Sunday, February 18, 2001
Steamboat Springs The walls of a dozen new luxury townhomes are scheduled to rise out of their foundations by St. Patrick's Day at The Mountaineer at Steamboat on Medicine Springs Road.
Ground was being broken this week on the second phase of the project which includes some of the largest vacation homes ever built in any multifamily complex at Steamboat.
Developer Jim Darcy of Mountain Habitats could realistically begin delivering the first of the 12 townhomes to clients within four and a half to five months, say by mid-August, listing Realtor Bob Mesecher said. That's possible in part because the walls of the buildings are being framed indoors, in a Steamboat warehouse, by Ferris Framing.
The units at The Mountaineer range in size from 2,655 square feet up to 2,963 square feet. None offer fewer than four bedrooms and four bathrooms. All units have two-car garages.

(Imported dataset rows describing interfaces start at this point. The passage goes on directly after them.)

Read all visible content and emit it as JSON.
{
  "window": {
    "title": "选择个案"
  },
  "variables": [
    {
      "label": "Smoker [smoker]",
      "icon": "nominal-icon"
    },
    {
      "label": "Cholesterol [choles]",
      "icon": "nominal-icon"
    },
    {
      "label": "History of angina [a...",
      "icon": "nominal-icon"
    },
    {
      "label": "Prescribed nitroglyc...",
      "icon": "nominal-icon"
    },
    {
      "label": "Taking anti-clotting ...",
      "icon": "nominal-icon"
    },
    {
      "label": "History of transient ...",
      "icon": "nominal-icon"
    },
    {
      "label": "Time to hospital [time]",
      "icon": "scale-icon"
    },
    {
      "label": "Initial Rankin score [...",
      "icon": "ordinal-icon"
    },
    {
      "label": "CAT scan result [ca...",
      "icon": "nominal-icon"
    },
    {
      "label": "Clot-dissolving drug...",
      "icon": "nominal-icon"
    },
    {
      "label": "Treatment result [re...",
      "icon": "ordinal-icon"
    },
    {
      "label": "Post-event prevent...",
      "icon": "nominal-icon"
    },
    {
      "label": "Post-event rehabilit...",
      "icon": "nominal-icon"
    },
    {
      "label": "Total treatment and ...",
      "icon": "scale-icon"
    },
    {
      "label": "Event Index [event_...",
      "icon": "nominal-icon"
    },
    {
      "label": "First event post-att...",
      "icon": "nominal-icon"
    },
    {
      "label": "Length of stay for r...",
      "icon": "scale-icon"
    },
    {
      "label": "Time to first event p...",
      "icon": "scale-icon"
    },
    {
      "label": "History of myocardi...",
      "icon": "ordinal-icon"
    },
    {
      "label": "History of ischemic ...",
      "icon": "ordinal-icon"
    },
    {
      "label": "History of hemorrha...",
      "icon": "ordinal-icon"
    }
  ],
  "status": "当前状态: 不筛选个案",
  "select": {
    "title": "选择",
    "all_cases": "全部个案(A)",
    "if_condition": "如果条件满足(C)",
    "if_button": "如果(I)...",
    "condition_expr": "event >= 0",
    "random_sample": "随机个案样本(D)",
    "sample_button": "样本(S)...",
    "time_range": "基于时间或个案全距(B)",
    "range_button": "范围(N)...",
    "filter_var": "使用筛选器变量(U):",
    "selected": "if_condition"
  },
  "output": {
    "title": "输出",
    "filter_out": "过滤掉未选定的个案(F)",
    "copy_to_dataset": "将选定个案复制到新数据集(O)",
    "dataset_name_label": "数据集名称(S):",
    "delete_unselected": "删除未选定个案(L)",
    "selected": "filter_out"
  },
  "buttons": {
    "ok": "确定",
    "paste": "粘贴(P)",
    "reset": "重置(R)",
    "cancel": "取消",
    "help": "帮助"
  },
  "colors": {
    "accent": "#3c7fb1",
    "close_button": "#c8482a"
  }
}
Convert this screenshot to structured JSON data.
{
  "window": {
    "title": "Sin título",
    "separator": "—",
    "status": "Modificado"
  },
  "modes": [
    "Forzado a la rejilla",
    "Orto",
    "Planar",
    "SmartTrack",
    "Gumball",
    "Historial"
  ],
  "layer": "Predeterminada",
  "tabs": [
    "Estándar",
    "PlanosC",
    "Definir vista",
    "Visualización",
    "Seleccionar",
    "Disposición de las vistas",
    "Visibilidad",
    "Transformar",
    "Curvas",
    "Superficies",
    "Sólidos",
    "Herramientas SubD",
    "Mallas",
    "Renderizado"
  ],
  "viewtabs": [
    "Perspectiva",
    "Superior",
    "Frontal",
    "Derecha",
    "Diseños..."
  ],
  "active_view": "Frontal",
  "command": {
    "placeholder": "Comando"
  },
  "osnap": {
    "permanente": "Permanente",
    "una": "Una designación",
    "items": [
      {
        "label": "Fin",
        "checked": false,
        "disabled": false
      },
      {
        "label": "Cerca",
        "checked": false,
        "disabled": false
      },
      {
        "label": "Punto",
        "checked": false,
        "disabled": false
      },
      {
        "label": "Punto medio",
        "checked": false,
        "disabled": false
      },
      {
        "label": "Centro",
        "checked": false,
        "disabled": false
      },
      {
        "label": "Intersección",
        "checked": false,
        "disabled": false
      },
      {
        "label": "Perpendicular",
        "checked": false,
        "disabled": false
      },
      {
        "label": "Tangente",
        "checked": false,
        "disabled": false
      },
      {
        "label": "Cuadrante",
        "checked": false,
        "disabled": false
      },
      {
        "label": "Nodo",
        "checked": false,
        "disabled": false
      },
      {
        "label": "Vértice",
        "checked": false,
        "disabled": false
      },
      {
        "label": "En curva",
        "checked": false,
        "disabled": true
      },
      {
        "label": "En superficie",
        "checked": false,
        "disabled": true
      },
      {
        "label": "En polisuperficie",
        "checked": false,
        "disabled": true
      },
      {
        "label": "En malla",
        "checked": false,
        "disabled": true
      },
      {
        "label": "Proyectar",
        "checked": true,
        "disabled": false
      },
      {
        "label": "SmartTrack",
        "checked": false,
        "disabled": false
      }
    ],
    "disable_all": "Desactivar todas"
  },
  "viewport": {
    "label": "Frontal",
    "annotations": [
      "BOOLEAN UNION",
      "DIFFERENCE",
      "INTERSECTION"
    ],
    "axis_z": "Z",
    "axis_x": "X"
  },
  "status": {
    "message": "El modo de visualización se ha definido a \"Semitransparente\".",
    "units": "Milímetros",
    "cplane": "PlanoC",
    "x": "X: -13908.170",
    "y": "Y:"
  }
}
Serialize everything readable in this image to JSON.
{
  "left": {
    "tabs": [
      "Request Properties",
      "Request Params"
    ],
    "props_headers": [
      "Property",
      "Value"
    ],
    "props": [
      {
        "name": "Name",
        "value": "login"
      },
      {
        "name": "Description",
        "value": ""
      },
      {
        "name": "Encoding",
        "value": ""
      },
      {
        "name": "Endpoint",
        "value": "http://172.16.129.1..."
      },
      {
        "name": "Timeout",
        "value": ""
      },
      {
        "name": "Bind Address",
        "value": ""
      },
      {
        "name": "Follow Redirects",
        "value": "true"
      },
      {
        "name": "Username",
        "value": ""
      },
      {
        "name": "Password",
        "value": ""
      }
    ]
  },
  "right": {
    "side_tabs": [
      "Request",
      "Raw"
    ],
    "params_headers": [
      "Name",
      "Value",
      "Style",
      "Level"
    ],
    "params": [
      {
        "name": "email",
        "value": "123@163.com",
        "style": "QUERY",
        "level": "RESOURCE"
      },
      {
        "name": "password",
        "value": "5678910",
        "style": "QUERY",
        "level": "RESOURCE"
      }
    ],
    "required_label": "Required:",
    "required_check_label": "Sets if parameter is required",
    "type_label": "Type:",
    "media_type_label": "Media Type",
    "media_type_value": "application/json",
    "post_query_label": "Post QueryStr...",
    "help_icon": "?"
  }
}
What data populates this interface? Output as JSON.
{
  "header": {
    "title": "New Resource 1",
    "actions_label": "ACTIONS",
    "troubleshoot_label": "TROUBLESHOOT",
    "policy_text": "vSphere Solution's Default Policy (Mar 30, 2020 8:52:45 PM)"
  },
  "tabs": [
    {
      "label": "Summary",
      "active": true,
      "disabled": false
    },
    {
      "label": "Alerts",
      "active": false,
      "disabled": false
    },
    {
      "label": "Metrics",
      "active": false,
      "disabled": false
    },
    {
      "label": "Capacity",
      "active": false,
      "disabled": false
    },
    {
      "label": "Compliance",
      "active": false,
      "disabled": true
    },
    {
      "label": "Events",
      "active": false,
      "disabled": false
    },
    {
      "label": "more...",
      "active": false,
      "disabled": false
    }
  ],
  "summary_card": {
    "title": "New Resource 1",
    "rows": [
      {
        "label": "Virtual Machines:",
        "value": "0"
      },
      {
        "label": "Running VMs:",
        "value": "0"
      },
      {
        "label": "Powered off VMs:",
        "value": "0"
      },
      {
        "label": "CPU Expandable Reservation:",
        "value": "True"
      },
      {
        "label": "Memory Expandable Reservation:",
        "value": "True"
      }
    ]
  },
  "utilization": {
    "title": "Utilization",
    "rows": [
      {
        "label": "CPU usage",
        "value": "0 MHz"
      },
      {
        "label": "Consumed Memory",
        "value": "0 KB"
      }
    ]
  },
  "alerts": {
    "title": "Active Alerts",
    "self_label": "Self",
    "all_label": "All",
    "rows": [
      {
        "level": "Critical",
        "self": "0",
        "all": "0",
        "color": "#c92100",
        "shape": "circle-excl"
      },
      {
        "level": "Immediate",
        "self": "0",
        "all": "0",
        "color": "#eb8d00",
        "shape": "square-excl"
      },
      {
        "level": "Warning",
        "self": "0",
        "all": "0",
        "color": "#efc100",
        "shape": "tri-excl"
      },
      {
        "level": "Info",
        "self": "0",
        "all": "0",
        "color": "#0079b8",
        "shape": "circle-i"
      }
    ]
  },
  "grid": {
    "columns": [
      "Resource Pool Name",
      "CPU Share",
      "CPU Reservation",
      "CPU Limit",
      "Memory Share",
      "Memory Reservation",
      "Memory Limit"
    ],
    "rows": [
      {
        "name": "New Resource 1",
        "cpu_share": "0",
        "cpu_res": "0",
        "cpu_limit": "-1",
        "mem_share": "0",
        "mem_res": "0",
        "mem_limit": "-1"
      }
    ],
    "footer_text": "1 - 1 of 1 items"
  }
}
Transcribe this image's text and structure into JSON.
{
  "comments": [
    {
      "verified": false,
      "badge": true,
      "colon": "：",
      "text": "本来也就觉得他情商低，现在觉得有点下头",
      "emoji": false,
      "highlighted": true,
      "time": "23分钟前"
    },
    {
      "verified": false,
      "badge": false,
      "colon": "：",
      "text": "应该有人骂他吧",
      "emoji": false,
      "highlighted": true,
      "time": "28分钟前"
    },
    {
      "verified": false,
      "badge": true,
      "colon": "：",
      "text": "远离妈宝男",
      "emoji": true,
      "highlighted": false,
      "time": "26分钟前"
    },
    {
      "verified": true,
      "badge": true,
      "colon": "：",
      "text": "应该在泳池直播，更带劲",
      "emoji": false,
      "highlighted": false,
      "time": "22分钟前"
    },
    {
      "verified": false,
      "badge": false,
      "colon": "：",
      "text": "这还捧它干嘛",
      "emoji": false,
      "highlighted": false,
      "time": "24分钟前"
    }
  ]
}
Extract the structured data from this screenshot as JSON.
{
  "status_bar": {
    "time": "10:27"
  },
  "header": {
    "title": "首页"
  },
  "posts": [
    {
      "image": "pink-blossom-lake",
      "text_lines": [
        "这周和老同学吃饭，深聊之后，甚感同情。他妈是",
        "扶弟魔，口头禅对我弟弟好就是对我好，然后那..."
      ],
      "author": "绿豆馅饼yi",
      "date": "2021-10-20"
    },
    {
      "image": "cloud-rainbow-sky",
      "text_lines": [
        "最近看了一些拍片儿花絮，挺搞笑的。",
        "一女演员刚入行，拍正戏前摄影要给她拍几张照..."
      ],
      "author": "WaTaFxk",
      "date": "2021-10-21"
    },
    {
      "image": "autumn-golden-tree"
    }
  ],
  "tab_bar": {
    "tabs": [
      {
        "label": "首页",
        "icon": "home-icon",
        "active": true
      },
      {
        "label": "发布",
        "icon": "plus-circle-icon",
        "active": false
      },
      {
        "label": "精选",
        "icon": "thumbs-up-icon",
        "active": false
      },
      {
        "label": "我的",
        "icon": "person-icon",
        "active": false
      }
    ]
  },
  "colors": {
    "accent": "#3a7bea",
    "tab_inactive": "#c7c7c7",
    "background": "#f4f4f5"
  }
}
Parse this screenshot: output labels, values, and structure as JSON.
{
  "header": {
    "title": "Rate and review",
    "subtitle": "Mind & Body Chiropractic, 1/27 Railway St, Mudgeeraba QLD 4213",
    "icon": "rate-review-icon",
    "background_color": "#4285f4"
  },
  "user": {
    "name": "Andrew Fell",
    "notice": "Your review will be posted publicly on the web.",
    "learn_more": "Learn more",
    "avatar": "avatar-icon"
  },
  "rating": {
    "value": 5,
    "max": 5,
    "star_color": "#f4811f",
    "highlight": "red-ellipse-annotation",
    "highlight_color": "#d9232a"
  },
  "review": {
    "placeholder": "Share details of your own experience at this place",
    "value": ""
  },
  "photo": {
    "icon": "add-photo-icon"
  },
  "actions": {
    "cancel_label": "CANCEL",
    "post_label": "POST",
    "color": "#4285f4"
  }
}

"They're not only the biggest (townhomes) in Steamboat," Mesecher said, "they are the most upscale. Every finish in here is upscale."
The most readily apparent example of the developers' commitment to high-end finishes is in the extensive use of hand-peeled logs on stairway and loft railings.
From the standpoint of consumers, the vacation homes at the Mountaineer appear to be duplexes, and for practical purposes, that's what they are. However, Mesecher said the units were taken through the city approval process as townhomes so the owners could have common property. That includes a swimming pool and two hot tubs that will be built as part of phase two.
The entire project includes 28 units in 14 buildings arrayed in a horseshoe, with three buildings and the pool area in the center. The southernmost buildings border a pedestrian trail along Walton Creek Road.
Darcy toured resort areas throughout the Mountain West to research high-end vacation homes and take notes about the features and qualities that defined the market.
What he learned was that buyers of high-end townhomes expect high levels of finish without having to obtain them through upgrades. That means granite slab countertops, expensive Kohler bathtubs and even upgraded interior doorknobs.
Mesecher said the drive to make new ski area townhomes as luxurious as feasible is a result of both the current market and the cost of the undeveloped land the projects are being built on.
"The property prices are so high, you can't afford to build low end," Mesecher said.
Mesecher said only about 25 percent of the units at Cross Timbers are on the short-term rental market, and based on that trend, he predicts that at least two thirds of the townhomes at The Mountaineer will be held strictly as private second homes.